Count the lines below that contain the word "rikichoshu", and state only that number.
______________________________
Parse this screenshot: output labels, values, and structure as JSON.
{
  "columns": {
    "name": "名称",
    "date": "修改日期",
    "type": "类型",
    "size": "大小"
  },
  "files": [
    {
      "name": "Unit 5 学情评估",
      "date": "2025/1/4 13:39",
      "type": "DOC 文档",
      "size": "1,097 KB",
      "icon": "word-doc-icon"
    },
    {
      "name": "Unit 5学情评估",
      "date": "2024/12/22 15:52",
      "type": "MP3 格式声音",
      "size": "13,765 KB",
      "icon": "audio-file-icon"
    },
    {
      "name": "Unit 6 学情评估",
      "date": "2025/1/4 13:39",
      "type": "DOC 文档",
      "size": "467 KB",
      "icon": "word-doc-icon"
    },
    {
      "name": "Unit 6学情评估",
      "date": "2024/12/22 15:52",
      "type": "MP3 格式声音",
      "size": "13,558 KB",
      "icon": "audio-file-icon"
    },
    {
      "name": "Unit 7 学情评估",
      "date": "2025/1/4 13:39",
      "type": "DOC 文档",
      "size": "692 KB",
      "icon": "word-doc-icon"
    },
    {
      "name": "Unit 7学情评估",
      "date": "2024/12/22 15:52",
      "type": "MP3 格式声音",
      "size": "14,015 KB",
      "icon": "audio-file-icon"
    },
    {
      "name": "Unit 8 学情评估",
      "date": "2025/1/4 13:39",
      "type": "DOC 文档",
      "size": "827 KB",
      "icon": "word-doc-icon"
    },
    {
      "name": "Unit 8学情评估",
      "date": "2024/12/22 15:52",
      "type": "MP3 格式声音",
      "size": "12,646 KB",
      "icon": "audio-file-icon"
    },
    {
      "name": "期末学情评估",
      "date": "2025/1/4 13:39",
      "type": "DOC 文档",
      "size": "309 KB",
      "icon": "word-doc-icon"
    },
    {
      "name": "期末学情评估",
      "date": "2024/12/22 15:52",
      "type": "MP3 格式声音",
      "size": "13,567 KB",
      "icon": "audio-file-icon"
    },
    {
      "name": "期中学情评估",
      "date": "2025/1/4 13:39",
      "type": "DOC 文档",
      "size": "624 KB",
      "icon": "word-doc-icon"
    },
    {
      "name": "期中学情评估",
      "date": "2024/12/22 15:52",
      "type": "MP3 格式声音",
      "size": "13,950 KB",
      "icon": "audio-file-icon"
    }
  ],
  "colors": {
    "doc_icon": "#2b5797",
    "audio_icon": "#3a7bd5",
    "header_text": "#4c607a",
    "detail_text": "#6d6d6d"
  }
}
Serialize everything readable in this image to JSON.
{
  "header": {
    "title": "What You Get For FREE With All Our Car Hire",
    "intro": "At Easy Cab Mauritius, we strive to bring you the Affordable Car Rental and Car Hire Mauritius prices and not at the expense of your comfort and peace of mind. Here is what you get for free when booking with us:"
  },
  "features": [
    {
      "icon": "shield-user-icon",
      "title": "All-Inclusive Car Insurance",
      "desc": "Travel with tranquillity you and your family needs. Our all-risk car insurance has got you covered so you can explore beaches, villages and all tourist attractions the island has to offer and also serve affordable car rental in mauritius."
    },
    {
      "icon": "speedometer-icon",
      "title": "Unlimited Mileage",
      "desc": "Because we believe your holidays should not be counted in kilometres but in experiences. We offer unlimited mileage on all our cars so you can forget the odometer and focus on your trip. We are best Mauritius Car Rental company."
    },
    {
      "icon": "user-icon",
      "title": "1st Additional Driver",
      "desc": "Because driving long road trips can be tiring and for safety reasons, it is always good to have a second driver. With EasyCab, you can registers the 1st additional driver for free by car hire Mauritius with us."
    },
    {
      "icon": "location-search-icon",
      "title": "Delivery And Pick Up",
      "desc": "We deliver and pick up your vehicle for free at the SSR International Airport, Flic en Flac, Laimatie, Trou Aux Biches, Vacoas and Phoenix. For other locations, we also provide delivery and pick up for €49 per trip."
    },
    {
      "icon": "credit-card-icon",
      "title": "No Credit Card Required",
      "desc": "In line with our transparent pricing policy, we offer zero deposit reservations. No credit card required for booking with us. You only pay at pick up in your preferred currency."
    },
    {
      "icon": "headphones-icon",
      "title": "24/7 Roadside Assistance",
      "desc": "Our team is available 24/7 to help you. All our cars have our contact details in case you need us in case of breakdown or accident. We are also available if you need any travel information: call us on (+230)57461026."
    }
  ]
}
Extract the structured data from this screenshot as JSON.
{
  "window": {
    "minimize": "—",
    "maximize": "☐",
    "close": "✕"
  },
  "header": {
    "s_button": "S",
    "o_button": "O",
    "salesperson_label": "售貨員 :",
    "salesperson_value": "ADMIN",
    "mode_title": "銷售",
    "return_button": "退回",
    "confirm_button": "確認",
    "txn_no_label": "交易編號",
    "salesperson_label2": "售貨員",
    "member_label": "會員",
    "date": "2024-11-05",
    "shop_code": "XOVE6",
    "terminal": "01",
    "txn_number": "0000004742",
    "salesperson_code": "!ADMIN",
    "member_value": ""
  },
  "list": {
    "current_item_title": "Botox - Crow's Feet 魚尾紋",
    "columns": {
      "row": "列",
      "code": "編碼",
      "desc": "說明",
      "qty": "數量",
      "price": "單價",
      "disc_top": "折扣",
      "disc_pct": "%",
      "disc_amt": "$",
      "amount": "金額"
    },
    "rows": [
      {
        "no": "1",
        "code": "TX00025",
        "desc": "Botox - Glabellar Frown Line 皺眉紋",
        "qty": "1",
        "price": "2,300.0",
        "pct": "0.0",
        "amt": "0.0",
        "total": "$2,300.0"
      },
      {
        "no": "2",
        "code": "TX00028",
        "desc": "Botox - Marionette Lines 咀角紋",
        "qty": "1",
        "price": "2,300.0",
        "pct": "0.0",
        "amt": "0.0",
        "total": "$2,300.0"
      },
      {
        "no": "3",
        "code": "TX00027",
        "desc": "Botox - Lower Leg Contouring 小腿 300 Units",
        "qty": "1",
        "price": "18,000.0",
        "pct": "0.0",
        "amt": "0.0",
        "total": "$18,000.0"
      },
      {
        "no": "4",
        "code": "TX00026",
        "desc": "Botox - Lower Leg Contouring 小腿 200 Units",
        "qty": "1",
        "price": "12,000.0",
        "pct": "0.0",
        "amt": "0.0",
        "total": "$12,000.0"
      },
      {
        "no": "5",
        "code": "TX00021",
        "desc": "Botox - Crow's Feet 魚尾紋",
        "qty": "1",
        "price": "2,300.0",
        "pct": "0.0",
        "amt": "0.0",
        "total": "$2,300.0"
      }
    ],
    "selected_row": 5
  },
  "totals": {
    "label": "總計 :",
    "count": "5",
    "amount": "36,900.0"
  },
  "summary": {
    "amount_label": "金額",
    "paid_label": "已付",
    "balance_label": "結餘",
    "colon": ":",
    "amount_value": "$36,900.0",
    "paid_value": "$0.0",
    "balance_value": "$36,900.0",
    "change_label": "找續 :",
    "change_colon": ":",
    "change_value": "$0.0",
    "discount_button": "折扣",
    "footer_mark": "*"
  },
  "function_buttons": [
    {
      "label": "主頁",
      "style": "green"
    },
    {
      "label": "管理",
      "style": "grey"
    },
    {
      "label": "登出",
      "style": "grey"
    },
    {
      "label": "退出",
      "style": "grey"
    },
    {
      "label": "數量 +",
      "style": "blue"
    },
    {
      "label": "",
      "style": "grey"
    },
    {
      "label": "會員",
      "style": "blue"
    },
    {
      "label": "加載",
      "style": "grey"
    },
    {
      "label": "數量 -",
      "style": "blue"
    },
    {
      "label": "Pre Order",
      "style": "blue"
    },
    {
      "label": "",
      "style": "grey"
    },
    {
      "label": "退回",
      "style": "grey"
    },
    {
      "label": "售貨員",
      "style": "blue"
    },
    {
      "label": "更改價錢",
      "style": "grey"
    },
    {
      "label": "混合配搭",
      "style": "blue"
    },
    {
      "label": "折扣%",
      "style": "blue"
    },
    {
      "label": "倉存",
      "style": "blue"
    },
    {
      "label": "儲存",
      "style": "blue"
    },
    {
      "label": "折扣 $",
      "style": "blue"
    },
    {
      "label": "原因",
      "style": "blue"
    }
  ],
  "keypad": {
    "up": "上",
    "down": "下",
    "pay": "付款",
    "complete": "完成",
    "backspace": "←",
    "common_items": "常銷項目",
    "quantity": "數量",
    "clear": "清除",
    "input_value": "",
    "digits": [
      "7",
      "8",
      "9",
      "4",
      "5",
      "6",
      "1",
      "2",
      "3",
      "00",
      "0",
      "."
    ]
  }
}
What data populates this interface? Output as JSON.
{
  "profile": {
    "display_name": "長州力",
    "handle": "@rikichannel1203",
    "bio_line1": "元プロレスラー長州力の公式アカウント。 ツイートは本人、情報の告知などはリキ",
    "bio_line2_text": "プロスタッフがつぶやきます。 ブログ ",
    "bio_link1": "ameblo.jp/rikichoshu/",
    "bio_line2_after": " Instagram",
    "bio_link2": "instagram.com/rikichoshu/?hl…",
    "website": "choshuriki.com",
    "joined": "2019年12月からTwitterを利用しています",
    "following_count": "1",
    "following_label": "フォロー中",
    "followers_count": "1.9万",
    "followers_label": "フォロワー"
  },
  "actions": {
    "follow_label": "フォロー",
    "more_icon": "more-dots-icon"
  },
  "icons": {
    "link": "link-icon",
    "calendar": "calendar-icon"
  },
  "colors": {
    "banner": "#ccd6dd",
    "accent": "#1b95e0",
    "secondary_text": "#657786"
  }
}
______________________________
## Task output
2